Triadica and the Intensity of Teenagers
Two videos for you today, Gentle Reader. The first is from Ze Frank, and features Rainn Wilson. The second is from my sister, and features me and my best friend at sixteen:
I can definitely relate to what Rainn Wilson is saying in the first video because, at sixteen, immediately after viewing this 8mm film by my sister for the first time, I was hopelessly embarrassed by it. I had known that my friend and I had been a bit geeky–making up songs about our kingdom in the woods, chanting, inventing elaborate mythologies. But it was a little painful to see it writ so clearly across our living room television.
Now, I just want to give sixteen-year-old Phoebe a big hug. It was a difficult time for her. As alluded to in the video (and then dodged), once my friend and I had had a third best friend–that’s where we got the name “Triadica.” He decided he didn’t want to hang out with us anymore, and while, twelve years later, you have to respect choices such as those, at the time, it hurt so, so much. Was it because we were dorky, weird? And what was to be done about such dorky weirdness? I’m still friends with Nicole, the girl in the video. We went to see Brave together just last week because, eff yeah, girls in forests with bows and arrows. While we’re no longer chanting, while we’ve learned to channel our crazy creativity in more socially acceptable ways like writing and cosplaying and crafts, we’re still pretty strange. We still go for long walks in the woods together and talk about anything and everything.

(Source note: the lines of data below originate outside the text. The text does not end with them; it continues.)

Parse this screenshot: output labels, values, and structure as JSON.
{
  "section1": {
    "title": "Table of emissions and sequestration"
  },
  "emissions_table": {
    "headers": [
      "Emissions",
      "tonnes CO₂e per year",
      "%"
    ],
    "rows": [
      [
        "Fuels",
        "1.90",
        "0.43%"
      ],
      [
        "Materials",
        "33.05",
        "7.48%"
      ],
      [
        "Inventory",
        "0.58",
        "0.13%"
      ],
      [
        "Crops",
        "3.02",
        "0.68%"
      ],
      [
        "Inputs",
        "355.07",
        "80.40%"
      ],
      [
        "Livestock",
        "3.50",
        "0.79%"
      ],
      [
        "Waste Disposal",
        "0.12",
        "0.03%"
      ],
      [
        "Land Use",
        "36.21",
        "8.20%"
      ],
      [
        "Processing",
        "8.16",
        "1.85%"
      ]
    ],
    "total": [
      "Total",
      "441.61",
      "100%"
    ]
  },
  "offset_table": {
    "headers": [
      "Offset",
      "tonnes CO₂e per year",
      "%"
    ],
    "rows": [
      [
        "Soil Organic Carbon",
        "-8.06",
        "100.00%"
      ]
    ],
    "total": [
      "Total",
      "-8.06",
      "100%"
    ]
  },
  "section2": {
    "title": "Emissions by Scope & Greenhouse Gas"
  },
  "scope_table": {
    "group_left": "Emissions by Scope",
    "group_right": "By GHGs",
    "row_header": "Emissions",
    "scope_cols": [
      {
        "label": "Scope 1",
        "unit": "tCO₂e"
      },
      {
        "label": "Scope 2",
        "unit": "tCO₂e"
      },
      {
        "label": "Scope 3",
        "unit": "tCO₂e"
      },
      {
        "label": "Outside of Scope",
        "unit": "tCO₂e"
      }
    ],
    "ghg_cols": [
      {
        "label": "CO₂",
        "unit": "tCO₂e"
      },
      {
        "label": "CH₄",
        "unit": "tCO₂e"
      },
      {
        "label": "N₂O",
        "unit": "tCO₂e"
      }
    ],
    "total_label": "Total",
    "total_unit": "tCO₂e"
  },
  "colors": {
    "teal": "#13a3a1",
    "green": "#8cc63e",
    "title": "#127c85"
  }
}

But at sixteen, I was convinced that I’d never quite figure it out. Funnily enough, though I was a person whose personality and interests were undergoing rapid shifts at the time, I assumed that my problems were perpetual, constant. I couldn’t see beyond what was right in front of me: spring break, the end of the marking period, summer and summer jobs and the boy I had a crush on at that very moment.
Someone asked me recently why I write for teenagers, and this intensity is a lot of it. Some adult readers of YA scoff that the problems of the world often rest on one girl’s shoulders, decided by which of two boys she finally deigns to kiss. For me, such plots feel self-evidently realistic for teen characters. When you’re sixteen, your love choices are the whole wide world. It makes YA a natural fit for science fiction and fantasy, I think–because if you can conquer the problems of your love life, your friends, and school, then you really are conquering the universe. I mean, of course teenagers seem dramatic. But that’s what makes their perspectives unique, interesting, and rich fodder for books.
I’ve been at Readercon for the past few days, and one of the panels yesterday touched on this. It was called “Through a Lens Dystopianly” and featured YA authors Leah Bobet and Alaya Dawn Johnson (whose first YA novel, The Summer Prince, comes out next year–and sounds fantastic). At the conclusion of the panel, the authors touched on this: that perhaps so many YA novels feature teenagers saving themselves and their society from the perils of a crapsack world because we, as adult authors, want to tell teenagers, “It’s okay; you can do this. You are tough and resourceful and smart enough to weather this storm–you will come out of adolescence whole and alive and, in the end, will be surprised by the strength you never knew you had.”
And maybe that’s why I write for teenagers, too. Because watching “Triadica,” that’s exactly what I would tell sixteen-year-old me.